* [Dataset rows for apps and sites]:
┄┄┄┄┄┄
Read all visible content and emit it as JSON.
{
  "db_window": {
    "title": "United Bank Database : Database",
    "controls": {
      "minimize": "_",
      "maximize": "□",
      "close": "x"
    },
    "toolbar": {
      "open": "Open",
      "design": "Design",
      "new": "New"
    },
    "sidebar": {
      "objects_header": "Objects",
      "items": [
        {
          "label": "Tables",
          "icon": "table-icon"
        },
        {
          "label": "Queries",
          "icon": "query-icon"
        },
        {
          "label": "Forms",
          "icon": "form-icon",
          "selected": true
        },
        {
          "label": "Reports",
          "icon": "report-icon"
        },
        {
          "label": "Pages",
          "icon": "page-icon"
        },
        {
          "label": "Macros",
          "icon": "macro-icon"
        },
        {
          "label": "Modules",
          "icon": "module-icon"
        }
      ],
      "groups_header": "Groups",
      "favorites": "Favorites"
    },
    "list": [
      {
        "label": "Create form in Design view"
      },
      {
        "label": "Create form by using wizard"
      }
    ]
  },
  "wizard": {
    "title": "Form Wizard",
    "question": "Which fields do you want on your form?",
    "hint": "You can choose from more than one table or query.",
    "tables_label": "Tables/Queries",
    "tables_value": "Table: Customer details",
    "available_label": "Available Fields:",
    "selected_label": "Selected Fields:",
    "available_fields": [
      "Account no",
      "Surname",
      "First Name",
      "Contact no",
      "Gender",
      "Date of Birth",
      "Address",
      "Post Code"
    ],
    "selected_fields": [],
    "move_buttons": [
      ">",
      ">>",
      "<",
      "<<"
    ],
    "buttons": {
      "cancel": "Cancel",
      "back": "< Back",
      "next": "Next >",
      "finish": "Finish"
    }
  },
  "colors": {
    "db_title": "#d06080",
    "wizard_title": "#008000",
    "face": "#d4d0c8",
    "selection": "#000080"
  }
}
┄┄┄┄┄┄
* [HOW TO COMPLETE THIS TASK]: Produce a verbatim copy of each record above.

* [ANSWER AREA]:
Read all visible content and emit it as JSON.
{
  "db_window": {
    "title": "United Bank Database : Database",
    "controls": {
      "minimize": "_",
      "maximize": "□",
      "close": "x"
    },
    "toolbar": {
      "open": "Open",
      "design": "Design",
      "new": "New"
    },
    "sidebar": {
      "objects_header": "Objects",
      "items": [
        {
          "label": "Tables",
          "icon": "table-icon"
        },
        {
          "label": "Queries",
          "icon": "query-icon"
        },
        {
          "label": "Forms",
          "icon": "form-icon",
          "selected": true
        },
        {
          "label": "Reports",
          "icon": "report-icon"
        },
        {
          "label": "Pages",
          "icon": "page-icon"
        },
        {
          "label": "Macros",
          "icon": "macro-icon"
        },
        {
          "label": "Modules",
          "icon": "module-icon"
        }
      ],
      "groups_header": "Groups",
      "favorites": "Favorites"
    },
    "list": [
      {
        "label": "Create form in Design view"
      },
      {
        "label": "Create form by using wizard"
      }
    ]
  },
  "wizard": {
    "title": "Form Wizard",
    "question": "Which fields do you want on your form?",
    "hint": "You can choose from more than one table or query.",
    "tables_label": "Tables/Queries",
    "tables_value": "Table: Customer details",
    "available_label": "Available Fields:",
    "selected_label": "Selected Fields:",
    "available_fields": [
      "Account no",
      "Surname",
      "First Name",
      "Contact no",
      "Gender",
      "Date of Birth",
      "Address",
      "Post Code"
    ],
    "selected_fields": [],
    "move_buttons": [
      ">",
      ">>",
      "<",
      "<<"
    ],
    "buttons": {
      "cancel": "Cancel",
      "back": "< Back",
      "next": "Next >",
      "finish": "Finish"
    }
  },
  "colors": {
    "db_title": "#d06080",
    "wizard_title": "#008000",
    "face": "#d4d0c8",
    "selection": "#000080"
  }
}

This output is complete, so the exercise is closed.